The then-Wales coach rates the experience as his greatest challenge and believes it made him a better coach, but despite the closeness of the results, there was plenty of fallout at the end as his decision to split the frontliners from the dirt-trackers early on caused rancour in the squad.
Austin Healey, Malcolm O'Kelly and Matt Dawson all complained of their disillusionment.
"I learned more from that experience as a coach than any other," Henry says now.
"I did not do things as well as I should have and made some wrong decisions.
"If I had got them right, we would have won the series. I thought I could do the job, but I was green as an international coach then.
"I now know that the position of Lions head coach is the most demanding in Test rugby."

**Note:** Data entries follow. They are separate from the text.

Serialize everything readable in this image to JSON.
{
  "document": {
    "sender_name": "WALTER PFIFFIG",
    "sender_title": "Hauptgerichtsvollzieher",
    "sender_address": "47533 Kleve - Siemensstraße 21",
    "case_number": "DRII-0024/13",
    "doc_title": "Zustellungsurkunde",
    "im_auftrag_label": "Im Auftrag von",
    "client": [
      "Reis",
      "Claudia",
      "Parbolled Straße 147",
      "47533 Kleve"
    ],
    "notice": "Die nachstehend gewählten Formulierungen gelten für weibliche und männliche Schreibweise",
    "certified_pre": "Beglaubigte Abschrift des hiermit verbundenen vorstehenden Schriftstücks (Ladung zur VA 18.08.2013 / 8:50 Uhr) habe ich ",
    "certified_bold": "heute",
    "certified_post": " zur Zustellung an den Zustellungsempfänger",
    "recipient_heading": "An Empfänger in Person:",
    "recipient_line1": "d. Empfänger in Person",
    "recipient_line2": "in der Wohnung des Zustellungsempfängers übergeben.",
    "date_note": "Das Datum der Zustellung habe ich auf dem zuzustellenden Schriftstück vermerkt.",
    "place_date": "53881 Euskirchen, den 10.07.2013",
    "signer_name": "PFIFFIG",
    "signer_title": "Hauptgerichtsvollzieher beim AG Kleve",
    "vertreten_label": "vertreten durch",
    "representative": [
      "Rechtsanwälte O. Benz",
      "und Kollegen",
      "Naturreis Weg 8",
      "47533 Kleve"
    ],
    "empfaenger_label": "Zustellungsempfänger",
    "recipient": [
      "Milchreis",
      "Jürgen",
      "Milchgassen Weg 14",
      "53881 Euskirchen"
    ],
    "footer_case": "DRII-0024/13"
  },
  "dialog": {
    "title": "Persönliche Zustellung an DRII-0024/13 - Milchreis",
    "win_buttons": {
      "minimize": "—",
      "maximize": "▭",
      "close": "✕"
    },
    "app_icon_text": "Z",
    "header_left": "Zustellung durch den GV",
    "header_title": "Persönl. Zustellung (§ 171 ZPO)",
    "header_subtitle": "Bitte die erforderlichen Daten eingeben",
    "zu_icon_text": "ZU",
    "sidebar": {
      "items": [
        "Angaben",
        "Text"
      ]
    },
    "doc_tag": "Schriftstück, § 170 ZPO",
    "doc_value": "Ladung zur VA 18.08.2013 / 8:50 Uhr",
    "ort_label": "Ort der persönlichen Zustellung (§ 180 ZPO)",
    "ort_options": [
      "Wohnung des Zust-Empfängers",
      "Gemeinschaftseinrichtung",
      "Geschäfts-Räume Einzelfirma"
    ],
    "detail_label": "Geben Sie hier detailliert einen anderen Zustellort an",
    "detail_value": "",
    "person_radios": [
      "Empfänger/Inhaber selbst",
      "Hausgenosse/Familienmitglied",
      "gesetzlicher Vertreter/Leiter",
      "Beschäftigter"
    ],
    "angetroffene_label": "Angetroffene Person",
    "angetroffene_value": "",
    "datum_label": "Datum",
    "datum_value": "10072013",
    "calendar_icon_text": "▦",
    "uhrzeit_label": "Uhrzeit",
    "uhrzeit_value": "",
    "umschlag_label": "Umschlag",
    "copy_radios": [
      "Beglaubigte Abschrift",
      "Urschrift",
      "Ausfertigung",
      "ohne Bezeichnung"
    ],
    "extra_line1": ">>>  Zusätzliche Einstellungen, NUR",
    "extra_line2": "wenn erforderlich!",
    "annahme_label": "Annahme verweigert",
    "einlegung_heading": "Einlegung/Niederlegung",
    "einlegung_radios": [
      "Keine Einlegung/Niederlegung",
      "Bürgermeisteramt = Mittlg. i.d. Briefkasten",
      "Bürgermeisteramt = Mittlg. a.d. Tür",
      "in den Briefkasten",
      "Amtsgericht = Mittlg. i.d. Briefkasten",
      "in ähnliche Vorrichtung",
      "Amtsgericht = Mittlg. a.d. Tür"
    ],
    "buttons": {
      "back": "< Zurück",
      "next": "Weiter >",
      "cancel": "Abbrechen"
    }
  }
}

3. Introducing an anthem for the Lions
There were plenty of mistakes made in 2005 under Woodward (right), but one that will live long in the memory is the decision to create an anthem to be played before games.
'The Power of Four' was a dreadful song that rang out to much mirth around New Zealand. It was so bad, that it defeated the purpose, undermined the traditions and demotivated the players all in one.
That the Lions, an anomaly in the professional game, have survived is remarkable, but that song almost did for the concept as a whole.
4. Austin Healey goading Justin Harrison
The 2001 midweek side's victory over Super Rugby's top dogs the Brumbies may have given them a lift, but Austin Healey's comments about Wallaby lock Justin Harrison came back to haunt the tourists.
The lippy Englishman (above) labelled the second-row an "ape," a "plod" and a "plank" in a newspaper column, but Harrison was able to ram the words down his throat 10 days later when playing in the crucial third Test.
With the Lions chasing victory in the closing stages and with a line-out on the Australian five-metre line, who rose highest to steal it back for the hosts but Harrison.
Healy was subsequently charged with "bringing the Lions into disrepute" and fined.
5. Ronan O'Gara's up and under
The second Test of the 2009 series was an epic and it all came down to Ronan O'Gara's decision to go for a speculative Garryowen in the closing stages.
Still wobbly from a huge collision with Jaque Fourie, the Ireland fly-half signalled to Tommy Bowe that he was going the aerial route and launched a bomb that was fielded by Fourie du Preez, but O'Gara (above) couldn't halt his run and took the player's legs from under him.
The penalty was awarded, Morne Steyn delivered from the tee and the series went South Africa's way.